Recent advancements in the fight against hepatitis C have transformed the disease from one that can, at best, be controlled to one that can be cured for a majority of people who have it.

A downside to the massive drug development efforts that proved so successful is the hefty cost of treatment. What’s hefty? Try $1,000 per pill, taken once per day, for 12 to 24 weeks. What makes these drugs so expensive? How can you make treatment more affordable?

What Is Hepatitis C?

Hepatitis C is a contagious viral infection that attacks the liver. This can lead to serious liver disease. This includes cirrhosis and cancer. Hepatitis C virus (HCV) is transmitted by exposure to blood or other bodily fluids of people who are infected.

Approximately 2.7 million Americans have a chronic hepatitis C infection. Between 1 and 5 percent of these people will die from cirrhosis or liver cancer.

New, Lifesaving Drugs

A few years ago, cure rates for the top-performing HCV drugs were around 50 percent. Most medications had to be given by injection. Almost all of the drugs had side effects so severe that some people abandoned the treatment.

The newer drugs cure up to 96 percent of people that take them. These drugs are called direct-acting antivirals. The U.S. Food and Drug Administration (FDA) approved the first of these medications for treatment of HCV in 2013. Several more medications have been approved since that time.

These medications are not one-pill-cures-all solutions. Instead, individual drugs are effective for specific strains, or genotypes, of HCV. The new medications may be used alone or, very often, in combination with other drugs. Most are available in pill form. Typically, these pills have far fewer side effects than previous treatment options.

The Cost of a Cure

At this time, there’s a short list of blockbuster HCV drugs. Because the FDA only recently approved these drugs, the companies that manufacture these medications have market exclusivity. The FDA determines how long this period of exclusivity will last. This gives the pharmaceutical companies a lot of freedom in establishing prices.

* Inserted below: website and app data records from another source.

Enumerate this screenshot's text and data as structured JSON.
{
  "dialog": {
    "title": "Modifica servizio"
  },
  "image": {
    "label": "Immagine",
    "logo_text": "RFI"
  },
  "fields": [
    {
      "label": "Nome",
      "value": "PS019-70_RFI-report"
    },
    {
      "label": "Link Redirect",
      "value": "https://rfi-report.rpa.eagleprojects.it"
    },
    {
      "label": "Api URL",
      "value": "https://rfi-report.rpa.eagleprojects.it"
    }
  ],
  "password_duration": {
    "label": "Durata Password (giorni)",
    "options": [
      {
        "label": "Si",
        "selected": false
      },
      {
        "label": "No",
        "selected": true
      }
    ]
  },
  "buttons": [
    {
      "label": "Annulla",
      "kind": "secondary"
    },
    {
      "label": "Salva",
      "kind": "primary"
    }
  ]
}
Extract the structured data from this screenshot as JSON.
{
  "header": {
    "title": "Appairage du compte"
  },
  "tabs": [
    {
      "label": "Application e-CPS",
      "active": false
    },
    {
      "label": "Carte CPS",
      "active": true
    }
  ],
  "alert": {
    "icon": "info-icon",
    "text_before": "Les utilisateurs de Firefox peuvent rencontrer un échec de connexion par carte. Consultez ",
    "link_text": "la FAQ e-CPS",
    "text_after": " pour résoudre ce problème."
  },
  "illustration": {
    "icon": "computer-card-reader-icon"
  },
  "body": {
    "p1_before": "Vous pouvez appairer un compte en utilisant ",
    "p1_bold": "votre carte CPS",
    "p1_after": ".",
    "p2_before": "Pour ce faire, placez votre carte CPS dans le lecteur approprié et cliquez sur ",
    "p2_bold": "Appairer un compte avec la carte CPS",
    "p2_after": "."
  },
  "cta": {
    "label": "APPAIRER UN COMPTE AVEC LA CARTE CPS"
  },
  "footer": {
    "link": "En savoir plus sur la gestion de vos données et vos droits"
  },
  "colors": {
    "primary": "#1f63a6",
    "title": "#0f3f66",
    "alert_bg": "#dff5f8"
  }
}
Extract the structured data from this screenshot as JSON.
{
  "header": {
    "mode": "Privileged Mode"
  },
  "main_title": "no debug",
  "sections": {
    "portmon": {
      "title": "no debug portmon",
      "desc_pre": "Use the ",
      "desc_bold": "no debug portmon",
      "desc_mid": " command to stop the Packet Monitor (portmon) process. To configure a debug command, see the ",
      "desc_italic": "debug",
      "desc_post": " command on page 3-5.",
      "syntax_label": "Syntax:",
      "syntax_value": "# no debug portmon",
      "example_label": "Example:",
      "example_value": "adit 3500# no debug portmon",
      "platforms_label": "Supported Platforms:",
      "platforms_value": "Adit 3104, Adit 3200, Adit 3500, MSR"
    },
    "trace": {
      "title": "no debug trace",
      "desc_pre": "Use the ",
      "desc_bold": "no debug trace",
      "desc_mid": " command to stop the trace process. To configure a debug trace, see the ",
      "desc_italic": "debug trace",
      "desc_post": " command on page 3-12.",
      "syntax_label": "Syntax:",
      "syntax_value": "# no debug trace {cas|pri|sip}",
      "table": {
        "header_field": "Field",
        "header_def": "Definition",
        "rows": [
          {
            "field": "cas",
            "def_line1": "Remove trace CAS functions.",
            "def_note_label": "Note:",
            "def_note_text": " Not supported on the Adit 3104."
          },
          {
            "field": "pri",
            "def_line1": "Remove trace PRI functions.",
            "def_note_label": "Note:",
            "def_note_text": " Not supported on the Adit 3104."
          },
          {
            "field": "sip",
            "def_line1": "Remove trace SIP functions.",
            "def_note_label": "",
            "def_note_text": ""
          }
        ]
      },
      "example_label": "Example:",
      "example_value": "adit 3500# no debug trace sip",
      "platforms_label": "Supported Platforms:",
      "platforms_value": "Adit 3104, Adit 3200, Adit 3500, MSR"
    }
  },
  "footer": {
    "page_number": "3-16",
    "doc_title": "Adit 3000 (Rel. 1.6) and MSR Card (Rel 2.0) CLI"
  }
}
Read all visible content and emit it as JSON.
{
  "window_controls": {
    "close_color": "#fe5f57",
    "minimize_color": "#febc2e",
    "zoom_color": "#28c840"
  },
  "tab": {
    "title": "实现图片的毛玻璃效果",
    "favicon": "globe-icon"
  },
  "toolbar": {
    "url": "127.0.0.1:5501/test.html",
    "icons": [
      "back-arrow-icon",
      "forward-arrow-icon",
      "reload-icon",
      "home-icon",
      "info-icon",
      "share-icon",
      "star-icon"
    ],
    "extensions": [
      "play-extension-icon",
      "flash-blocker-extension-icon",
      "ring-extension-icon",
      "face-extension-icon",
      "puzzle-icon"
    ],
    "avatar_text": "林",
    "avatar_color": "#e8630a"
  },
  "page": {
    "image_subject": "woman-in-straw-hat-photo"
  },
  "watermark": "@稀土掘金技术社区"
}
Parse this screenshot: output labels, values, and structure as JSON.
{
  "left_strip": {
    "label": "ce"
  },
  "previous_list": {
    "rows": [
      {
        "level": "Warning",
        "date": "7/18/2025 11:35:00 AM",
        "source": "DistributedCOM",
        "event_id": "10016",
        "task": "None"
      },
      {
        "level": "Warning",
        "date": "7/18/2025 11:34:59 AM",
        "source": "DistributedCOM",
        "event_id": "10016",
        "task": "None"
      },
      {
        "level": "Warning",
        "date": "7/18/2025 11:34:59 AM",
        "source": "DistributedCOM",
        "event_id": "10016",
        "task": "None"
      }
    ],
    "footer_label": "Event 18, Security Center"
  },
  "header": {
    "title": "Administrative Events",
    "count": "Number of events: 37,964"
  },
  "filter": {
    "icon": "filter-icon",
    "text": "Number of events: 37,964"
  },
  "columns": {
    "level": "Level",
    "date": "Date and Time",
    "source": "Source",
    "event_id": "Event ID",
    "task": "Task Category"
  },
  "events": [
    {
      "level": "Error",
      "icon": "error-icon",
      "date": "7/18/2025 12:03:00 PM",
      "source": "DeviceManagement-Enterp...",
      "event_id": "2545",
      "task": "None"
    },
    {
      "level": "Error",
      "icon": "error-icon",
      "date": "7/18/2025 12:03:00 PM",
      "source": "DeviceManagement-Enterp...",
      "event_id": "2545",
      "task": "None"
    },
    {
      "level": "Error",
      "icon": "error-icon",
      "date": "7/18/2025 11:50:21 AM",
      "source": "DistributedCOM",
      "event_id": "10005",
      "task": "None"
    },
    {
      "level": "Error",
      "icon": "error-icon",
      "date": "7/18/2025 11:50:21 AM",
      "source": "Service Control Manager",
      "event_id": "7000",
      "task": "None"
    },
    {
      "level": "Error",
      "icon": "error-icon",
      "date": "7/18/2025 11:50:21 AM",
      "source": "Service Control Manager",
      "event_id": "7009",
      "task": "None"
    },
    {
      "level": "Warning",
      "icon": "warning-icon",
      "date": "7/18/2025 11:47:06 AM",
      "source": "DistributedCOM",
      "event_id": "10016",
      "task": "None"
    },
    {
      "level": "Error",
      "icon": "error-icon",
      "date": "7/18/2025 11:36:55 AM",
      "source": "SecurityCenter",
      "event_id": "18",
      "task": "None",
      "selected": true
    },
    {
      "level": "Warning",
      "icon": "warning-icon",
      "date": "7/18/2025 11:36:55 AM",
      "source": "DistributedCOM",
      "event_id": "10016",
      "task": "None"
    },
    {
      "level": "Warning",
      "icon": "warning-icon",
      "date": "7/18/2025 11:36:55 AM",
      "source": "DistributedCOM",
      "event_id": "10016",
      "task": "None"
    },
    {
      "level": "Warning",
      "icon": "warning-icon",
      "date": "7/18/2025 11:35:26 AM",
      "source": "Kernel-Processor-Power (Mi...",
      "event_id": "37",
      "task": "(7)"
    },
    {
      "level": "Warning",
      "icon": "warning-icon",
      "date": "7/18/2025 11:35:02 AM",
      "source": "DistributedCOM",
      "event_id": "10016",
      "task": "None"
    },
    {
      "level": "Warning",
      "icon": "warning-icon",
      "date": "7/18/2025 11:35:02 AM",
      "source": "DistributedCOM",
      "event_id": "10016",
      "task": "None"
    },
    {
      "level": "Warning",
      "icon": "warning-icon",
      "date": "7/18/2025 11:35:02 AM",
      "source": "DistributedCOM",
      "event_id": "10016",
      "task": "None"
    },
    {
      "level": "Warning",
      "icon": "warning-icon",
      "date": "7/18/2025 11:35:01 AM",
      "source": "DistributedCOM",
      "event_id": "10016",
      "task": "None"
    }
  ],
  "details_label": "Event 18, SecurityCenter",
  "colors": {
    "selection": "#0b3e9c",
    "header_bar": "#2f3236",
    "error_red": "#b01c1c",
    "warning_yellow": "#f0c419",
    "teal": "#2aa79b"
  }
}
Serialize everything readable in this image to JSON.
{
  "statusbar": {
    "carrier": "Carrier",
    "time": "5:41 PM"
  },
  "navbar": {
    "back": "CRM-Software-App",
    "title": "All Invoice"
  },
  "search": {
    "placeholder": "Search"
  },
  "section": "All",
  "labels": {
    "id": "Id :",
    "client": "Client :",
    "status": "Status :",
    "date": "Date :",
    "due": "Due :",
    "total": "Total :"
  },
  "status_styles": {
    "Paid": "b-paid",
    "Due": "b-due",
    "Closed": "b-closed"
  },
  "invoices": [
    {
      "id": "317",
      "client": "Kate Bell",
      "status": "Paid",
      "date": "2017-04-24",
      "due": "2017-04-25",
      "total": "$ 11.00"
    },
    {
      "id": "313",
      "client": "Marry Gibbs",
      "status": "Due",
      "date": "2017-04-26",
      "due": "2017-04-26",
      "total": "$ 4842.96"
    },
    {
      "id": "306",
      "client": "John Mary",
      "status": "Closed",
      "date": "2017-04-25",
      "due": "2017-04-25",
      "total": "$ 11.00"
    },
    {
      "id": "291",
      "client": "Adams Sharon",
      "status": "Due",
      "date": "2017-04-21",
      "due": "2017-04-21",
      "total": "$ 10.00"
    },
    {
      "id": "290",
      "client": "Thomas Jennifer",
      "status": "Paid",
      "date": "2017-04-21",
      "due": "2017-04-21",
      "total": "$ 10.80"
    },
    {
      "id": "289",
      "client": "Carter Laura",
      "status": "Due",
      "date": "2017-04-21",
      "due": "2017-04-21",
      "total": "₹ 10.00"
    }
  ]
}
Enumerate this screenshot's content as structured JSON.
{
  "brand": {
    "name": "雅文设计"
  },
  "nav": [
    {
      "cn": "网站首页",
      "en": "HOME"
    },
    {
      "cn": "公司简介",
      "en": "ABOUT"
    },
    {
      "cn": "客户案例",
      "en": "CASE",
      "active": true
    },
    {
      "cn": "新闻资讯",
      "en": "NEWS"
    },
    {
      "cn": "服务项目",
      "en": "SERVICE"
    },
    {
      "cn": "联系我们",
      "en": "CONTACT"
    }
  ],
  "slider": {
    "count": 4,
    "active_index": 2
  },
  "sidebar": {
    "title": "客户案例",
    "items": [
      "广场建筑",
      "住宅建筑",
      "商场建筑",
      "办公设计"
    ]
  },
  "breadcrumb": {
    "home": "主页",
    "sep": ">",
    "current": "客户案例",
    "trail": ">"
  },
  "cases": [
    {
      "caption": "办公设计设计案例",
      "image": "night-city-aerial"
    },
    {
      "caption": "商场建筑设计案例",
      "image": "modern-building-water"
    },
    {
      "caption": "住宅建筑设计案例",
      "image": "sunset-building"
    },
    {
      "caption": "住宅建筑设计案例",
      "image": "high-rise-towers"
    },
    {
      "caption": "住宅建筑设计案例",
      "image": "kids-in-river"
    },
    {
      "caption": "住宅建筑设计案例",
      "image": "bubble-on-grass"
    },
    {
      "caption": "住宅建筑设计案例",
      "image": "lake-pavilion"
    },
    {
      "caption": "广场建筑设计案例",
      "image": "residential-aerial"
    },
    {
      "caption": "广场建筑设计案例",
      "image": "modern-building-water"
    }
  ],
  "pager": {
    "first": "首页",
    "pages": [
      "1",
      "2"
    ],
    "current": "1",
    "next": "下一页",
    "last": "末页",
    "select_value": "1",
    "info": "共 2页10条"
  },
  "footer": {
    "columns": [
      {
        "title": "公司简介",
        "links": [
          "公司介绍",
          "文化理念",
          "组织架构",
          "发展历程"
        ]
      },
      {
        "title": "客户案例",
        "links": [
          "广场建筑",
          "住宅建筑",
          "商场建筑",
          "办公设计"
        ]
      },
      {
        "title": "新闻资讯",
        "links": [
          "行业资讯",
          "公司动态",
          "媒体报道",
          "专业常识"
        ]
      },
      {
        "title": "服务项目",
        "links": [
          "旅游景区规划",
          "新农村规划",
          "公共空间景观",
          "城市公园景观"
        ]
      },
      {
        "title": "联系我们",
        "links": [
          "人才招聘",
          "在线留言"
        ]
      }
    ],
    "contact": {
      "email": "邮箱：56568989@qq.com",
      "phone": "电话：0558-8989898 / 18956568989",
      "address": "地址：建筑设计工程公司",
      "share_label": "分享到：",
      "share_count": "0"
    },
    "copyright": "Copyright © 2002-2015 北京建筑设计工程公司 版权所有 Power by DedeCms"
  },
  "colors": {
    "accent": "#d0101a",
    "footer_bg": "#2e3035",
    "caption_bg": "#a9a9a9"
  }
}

The pharmaceutical companies responsible for the development of the new HCV drugs have set the bar high for prices. Keep in mind that some treatments require the use of a combination of medications. This can drive medication costs even higher.

Who Is Paying?

Private insurance companies, insurance companies that administer state Medicaid and Medicare plans, and the Veterans Administration negotiate drug prices directly with the pharmaceutical manufacturers. They also have their own criteria for who will receive treatment. These criteria may be based on:

  • the severity of liver disease
  • abstinence from alcohol and drug use
  • whether the drug is prescribed by a doctor who specializes in diseases of the liver
  • the life expectancy of the person seeking treatment
  • the viability of using less expensive treatments first
  • the presence of other diseases that contribute to liver damage

Most insurers require pre-authorization for HCV treatments. The authorization process can be extensive. Essentially, you must be sick enough to meet the criteria established by your insurer. As a result, only a small percentage of people are receiving these medications.

What Can You Do?

Remember that you aren’t alone as you seek treatment for your HCV infection. Some people and organizations can help you, including the following:

  • Your doctor, particularly if you’re working with a liver specialist, can help you by ordering and documenting the tests you’ll need so that you can qualify to get your medications.
  • If your insurer denies treatment, you can appeal the decision. Many doctors will provide assistance with this process. Patient advocacy groups can also help with the appeal.
  • Most drug manufacturers have patient assistance programs that offer free or reduced-cost medications for people who meet their criteria.
  • Patient advocacy groups provide assistance with all aspects of HCV treatment.

Where to Find Help Paying for Treatment

Manufacturers’ Patient-Assistance Programs in the United States

Patient Advocacy Resources